• Work order
Give back the records below exactly, omitting the pictures.

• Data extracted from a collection
--------------------------------------------------

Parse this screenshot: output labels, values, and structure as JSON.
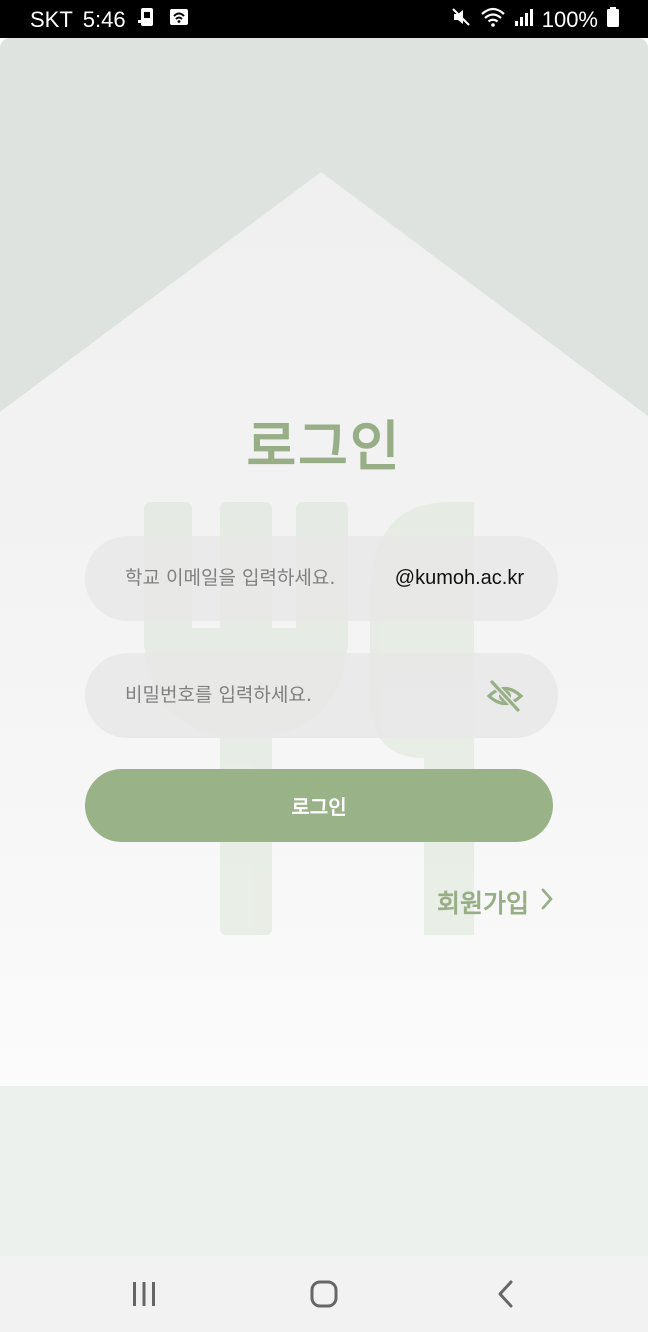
{
  "status_bar": {
    "carrier": "SKT",
    "time": "5:46",
    "battery": "100%",
    "icons": [
      "sim-card-icon",
      "wifi-hotspot-icon",
      "mute-icon",
      "wifi-icon",
      "signal-icon",
      "battery-icon"
    ]
  },
  "login": {
    "title": "로그인",
    "email_placeholder": "학교 이메일을 입력하세요.",
    "email_domain": "@kumoh.ac.kr",
    "password_placeholder": "비밀번호를 입력하세요.",
    "password_toggle_icon": "eye-off-icon",
    "submit_label": "로그인",
    "signup_label": "회원가입",
    "signup_icon": "chevron-right-icon"
  },
  "nav": {
    "icons": [
      "recent-apps-icon",
      "home-icon",
      "back-icon"
    ]
  },
  "colors": {
    "accent": "#98ae87",
    "button": "#9ab287",
    "field": "#e8e8e8",
    "background_shape": "#dfe3df"
  }
}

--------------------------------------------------

• Exercise answer
Parse this screenshot: output labels, values, and structure as JSON.
{
  "status_bar": {
    "carrier": "SKT",
    "time": "5:46",
    "battery": "100%",
    "icons": [
      "sim-card-icon",
      "wifi-hotspot-icon",
      "mute-icon",
      "wifi-icon",
      "signal-icon",
      "battery-icon"
    ]
  },
  "login": {
    "title": "로그인",
    "email_placeholder": "학교 이메일을 입력하세요.",
    "email_domain": "@kumoh.ac.kr",
    "password_placeholder": "비밀번호를 입력하세요.",
    "password_toggle_icon": "eye-off-icon",
    "submit_label": "로그인",
    "signup_label": "회원가입",
    "signup_icon": "chevron-right-icon"
  },
  "nav": {
    "icons": [
      "recent-apps-icon",
      "home-icon",
      "back-icon"
    ]
  },
  "colors": {
    "accent": "#98ae87",
    "button": "#9ab287",
    "field": "#e8e8e8",
    "background_shape": "#dfe3df"
  }
}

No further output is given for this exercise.